Returns are presented gross and net of investment advisory fees and include the reinvestment of all income. Gross returns will be reduced by fees and other expenses that may be incurred in the management of the account. Net returns are presented net of actual investment advisory fees and after the deduction of all trading expenses.

Index Disclosures
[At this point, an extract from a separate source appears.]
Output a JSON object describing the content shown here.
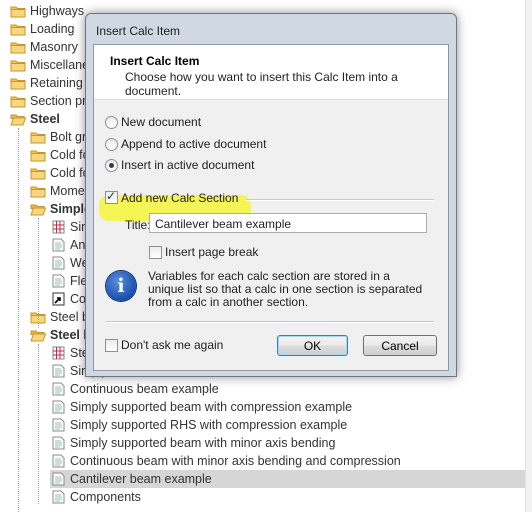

The Russell 1000 Value® Index measures the performance of the large cap value segment of the U.S. equity universe. It includes those Russell 1000 Index companies with lower price-to-book ratios and lower expected growth values. The S&P 500® Index is the Standard & Poor’s Composite Index of 500 stocks and is a widely recognized, unmanaged index of common stock prices. The Russell 1000® Growth Index measures the performance of the large cap growth segment of the U.S. equity universe. It includes those Russell 1000 companies with higher price-to-book ratios and higher forecasted growth values. The Russell 2000® Index measures the performance of the small cap segment of the U.S. equity universe. The Russell 2000 Index is a subset of the Russell 3000® Index representing approximately 10% of the total market capitalization of that index. It includes approximately 2,000 of the smallest securities based on a combination of their market cap and current index membership. The Dow Jones Industrial Average® is a price-weighted measure of 30 U.S. blue-chip companies. The Index covers all industries except transportation and utilities. The NASDAQ Composite Index measures all NASDAQ domestic and international based common type stocks listed on The NASDAQ Stock Market. The NASDAQ Composite includes over 3,000 companies, more than most other stock market indexes. The Bloomberg U.S. Aggregate Bond Index is an unmanaged index of domestic investment grade bonds, including corporate, government and mortgage-backed securities. The WTI Crude Oil Index is a major trading classification of sweet light crude oil that serves as a major benchmark price for oil consumed in the United States. The 3-Month U.S. Treasury Bill is a short-term debt obligation backed by the U.S. Treasury Department with a maturity of three months. Consumer Price Index is a measure of the average change over time in the prices paid by urban consumers for a market basket of consumer goods and services. The volatility (beta) of the Composite may be greater or less than its respective benchmarks. It is not possible to invest directly in these indexes.